Both dolls got shoes, but I used the shoe pattern in two different ways. For A, I did brown 100% wool felt, with a white wool blend felt crescent sewn in to look like a sock. I added a ring of lace and a sew-on jewel to each.

Wee Wonderfuls - Sewing Rag Dolls

I really liked this jumper pattern because the lining made it so finished looking.

Wee Wonderfuls - Sewing Rag Dolls IMG_2009

For A’s second dress, I made a standard pillowcase dress with a purple floral pattern and lavender satin ribbon.

Wee Wonderfuls - Sewing Rag Dolls

Quick and pretty!

The Blond – S’s Doll

Wee Wonderfuls - Sewing Rag Dolls

Honey blond hair! For S’s doll, I used Vanna’s Choice yarn in Honey. S often styles her hair with a side part or ponytails, and loves hair clips. I made her hair thick, focusing on both a side part that hangs well when loose, and divides all the way down (to allow for ponytails.)Wee Wonderfuls - Sewing Rag Dolls

S’s main dress is a pink/black/blue striped pattern on the outside and pink on the inside. I added large pink ric rac to the bottom and vintage buttons at the shoulders.

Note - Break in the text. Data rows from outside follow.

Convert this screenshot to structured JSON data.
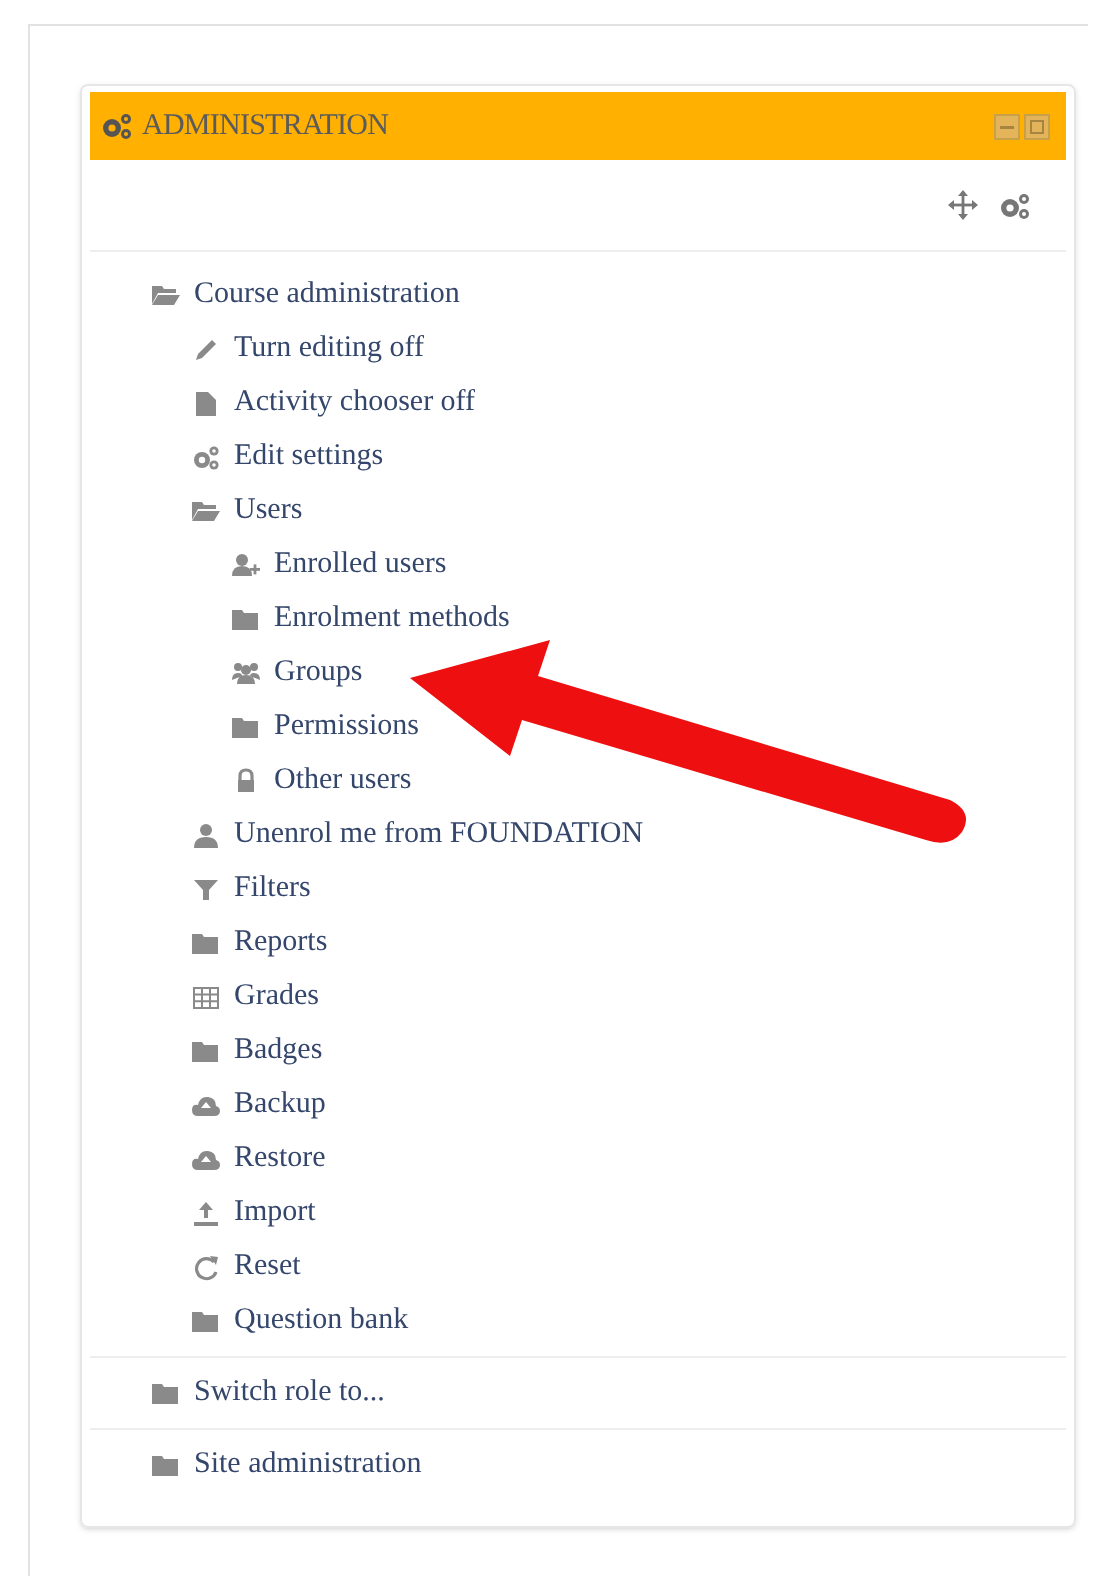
{
  "block": {
    "title": "ADMINISTRATION"
  },
  "tree": [
    {
      "label": "Course administration",
      "kind": "branch",
      "expanded": true,
      "children": [
        {
          "label": "Turn editing off",
          "kind": "pencil"
        },
        {
          "label": "Activity chooser off",
          "kind": "file"
        },
        {
          "label": "Edit settings",
          "kind": "gears"
        },
        {
          "label": "Users",
          "kind": "branch",
          "expanded": true,
          "children": [
            {
              "label": "Enrolled users",
              "kind": "user-plus"
            },
            {
              "label": "Enrolment methods",
              "kind": "branch",
              "expanded": false
            },
            {
              "label": "Groups",
              "kind": "users"
            },
            {
              "label": "Permissions",
              "kind": "branch",
              "expanded": false
            },
            {
              "label": "Other users",
              "kind": "lock"
            }
          ]
        },
        {
          "label": "Unenrol me from FOUNDATION",
          "kind": "user"
        },
        {
          "label": "Filters",
          "kind": "filter"
        },
        {
          "label": "Reports",
          "kind": "branch",
          "expanded": false
        },
        {
          "label": "Grades",
          "kind": "table"
        },
        {
          "label": "Badges",
          "kind": "branch",
          "expanded": false
        },
        {
          "label": "Backup",
          "kind": "cloud"
        },
        {
          "label": "Restore",
          "kind": "cloud"
        },
        {
          "label": "Import",
          "kind": "upload"
        },
        {
          "label": "Reset",
          "kind": "reset"
        },
        {
          "label": "Question bank",
          "kind": "branch",
          "expanded": false
        }
      ]
    },
    {
      "label": "Switch role to...",
      "kind": "branch",
      "expanded": false
    },
    {
      "label": "Site administration",
      "kind": "branch",
      "expanded": false
    }
  ]
}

Wee Wonderfuls - Sewing Rag Dolls

For her shoes, I used a magenta 100% wool felt, ribbon and vintage buttons.

Wee Wonderfuls - Sewing Rag Dolls Wee Wonderfuls - Sewing Rag Dolls

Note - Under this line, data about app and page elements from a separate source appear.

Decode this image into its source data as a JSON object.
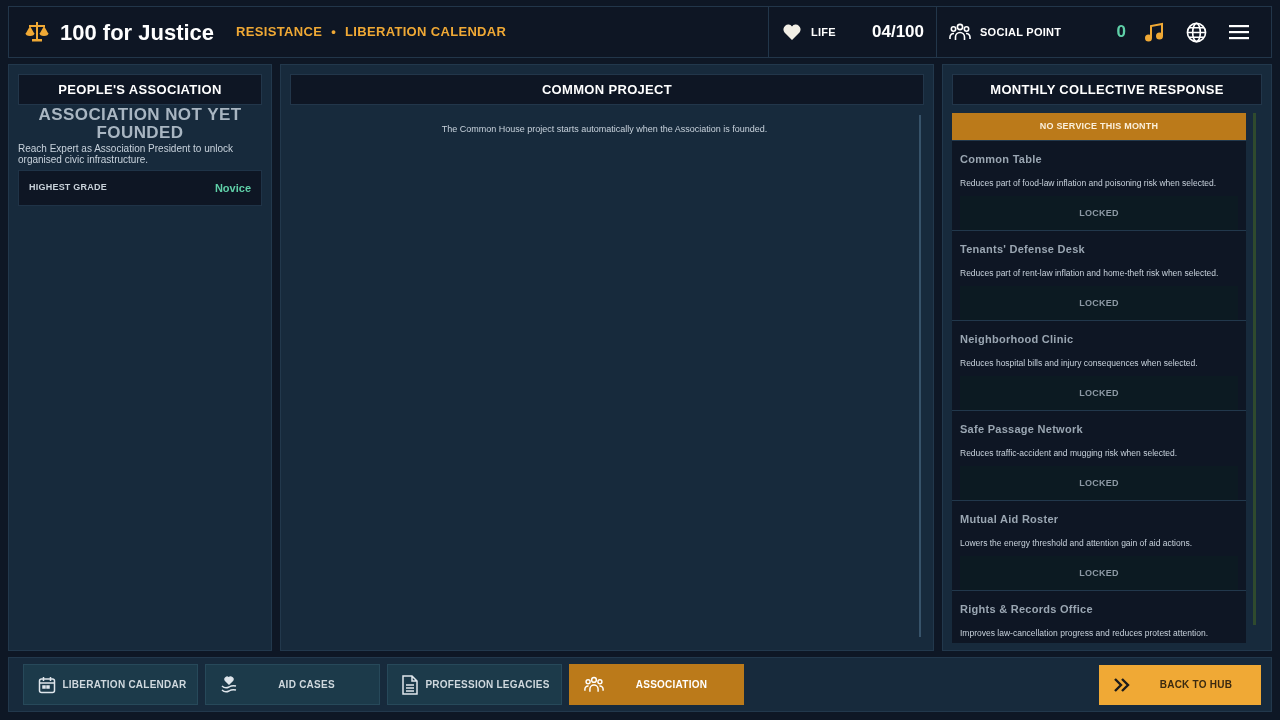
{
  "header": {
    "title": "100 for Justice",
    "breadcrumb": [
      "RESISTANCE",
      "LIBERATION CALENDAR"
    ],
    "separator": "•",
    "life_label": "LIFE",
    "life_value": "04/100",
    "social_label": "SOCIAL POINT",
    "social_value": "0"
  },
  "association_panel": {
    "heading": "PEOPLE'S ASSOCIATION",
    "status": "ASSOCIATION NOT YET FOUNDED",
    "hint": "Reach Expert as Association President to unlock organised civic infrastructure.",
    "grade_label": "HIGHEST GRADE",
    "grade_value": "Novice"
  },
  "project_panel": {
    "heading": "COMMON PROJECT",
    "message": "The Common House project starts automatically when the Association is founded."
  },
  "response_panel": {
    "heading": "MONTHLY COLLECTIVE RESPONSE",
    "banner": "NO SERVICE THIS MONTH",
    "services": [
      {
        "name": "Common Table",
        "description": "Reduces part of food-law inflation and poisoning risk when selected.",
        "status": "LOCKED"
      },
      {
        "name": "Tenants' Defense Desk",
        "description": "Reduces part of rent-law inflation and home-theft risk when selected.",
        "status": "LOCKED"
      },
      {
        "name": "Neighborhood Clinic",
        "description": "Reduces hospital bills and injury consequences when selected.",
        "status": "LOCKED"
      },
      {
        "name": "Safe Passage Network",
        "description": "Reduces traffic-accident and mugging risk when selected.",
        "status": "LOCKED"
      },
      {
        "name": "Mutual Aid Roster",
        "description": "Lowers the energy threshold and attention gain of aid actions.",
        "status": "LOCKED"
      },
      {
        "name": "Rights & Records Office",
        "description": "Improves law-cancellation progress and reduces protest attention."
      }
    ]
  },
  "nav_tabs": [
    {
      "kind": "calendar",
      "label": "LIBERATION CALENDAR",
      "selected": false
    },
    {
      "kind": "aid",
      "label": "AID CASES",
      "selected": false
    },
    {
      "kind": "document",
      "label": "PROFESSION LEGACIES",
      "selected": false
    },
    {
      "kind": "people",
      "label": "ASSOCIATION",
      "selected": true
    }
  ],
  "back_button": "BACK TO HUB"
}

For her second dress, I followed one of the dress patterns included with the doll pattern. I used a cute pink flower fabric.

Wee Wonderfuls - Sewing Rag Dolls

The Doll’s Wigs

I knew I wanted to do the doll’s hair differently than how the pattern instructed. I really didn’t want their scalps to show through – especially on A’s doll where I couldn’t sew too many rows of hair or else it would be too thick. Being a felt lover, I decided to sew the yarn directly to some felt to make a wig, then sew it on to the doll.

Hopefully this gallery helps explain how I made my doll wigs. Here is the shape I cut in the felt, and what I did for the blond doll.

Wee Wonderfuls - Sewing Rag Dolls Wee Wonderfuls - Sewing Rag Dolls Wee Wonderfuls - Sewing Rag Dolls

This (double) project was a lot of work, but so much fun!

Wee Wonderfuls - Sewing Rag Dolls

Pillow Quiet Book Cover

I have a lot of quiet book pages for Jax, as you can guess! When we go on trips, sometimes I just put a few pages into Jax’s bag. Other times I pack some pages into the simple cover I made. But if we are going on a long car trip and I want to bring a lot of pages with loose pieces, I bring the double-wide pillow cover I made.

Pillow Quiet Book Cover

What I used:

Handles: I used 2 strips of fleece for each handle – 2″ x 12″ (estimated). I sewed each handle together (0.5″ seam allowance), right sides facing, leaving one small end open. I turned and pressed it, folding the open end in, then top stitched all around (0.25″ seam allowance).

Pillow Quiet Book Cover

Main Body: For the body of the case, I took two pieces of fleece that were 29″ x 29″. I sewed them together (0.5″ seam allowance), right sides facing, leaving a 4″ hole open. I turned and pressed it, folding the opening in, then top stitched all around (0.25″ seam allowance). I sewed the handles in place, stitching squares with x’s inside to attach them.

I sewed strips of snag-free Velcro around the edges, making sure the strips matched up when the case is folded closed. The sang-free Velcro is great because it sticks together without snagging and damaging your felt.

Pillow Quiet Book Cover
Binder Ring Strap: (This works for my method of binding my pages. You may need to modify it.)

Pillow Quiet Book Cover

To make the strap to hold the binder rings, I took two 11″ x  3″ strips of fleece and sewed them together (0.5″ seam allowance), right sides facing, leaving one small end open. I turned and pressed it, folding the open end in, then top stitched all around (0.25″ seam allowance).

Pillow Quiet Book Cover

I laid the strap in the center of the top half of the case (on the inside) and stitched the short ends down with double rows of stitching. I then made two lines of stitching that divided the strap into thirds, and attached a 3″ binder rings to the top and bottom thirds.

Pillow Quiet Book Cover

Put half of your pages on one side of the rings, and the other half on the other side.

Pillow Quiet Book Cover

When the case is open, you can sit on it like a blanket and play. When it is closed, you can use it as a pillow!

Pillow Quiet Book Cover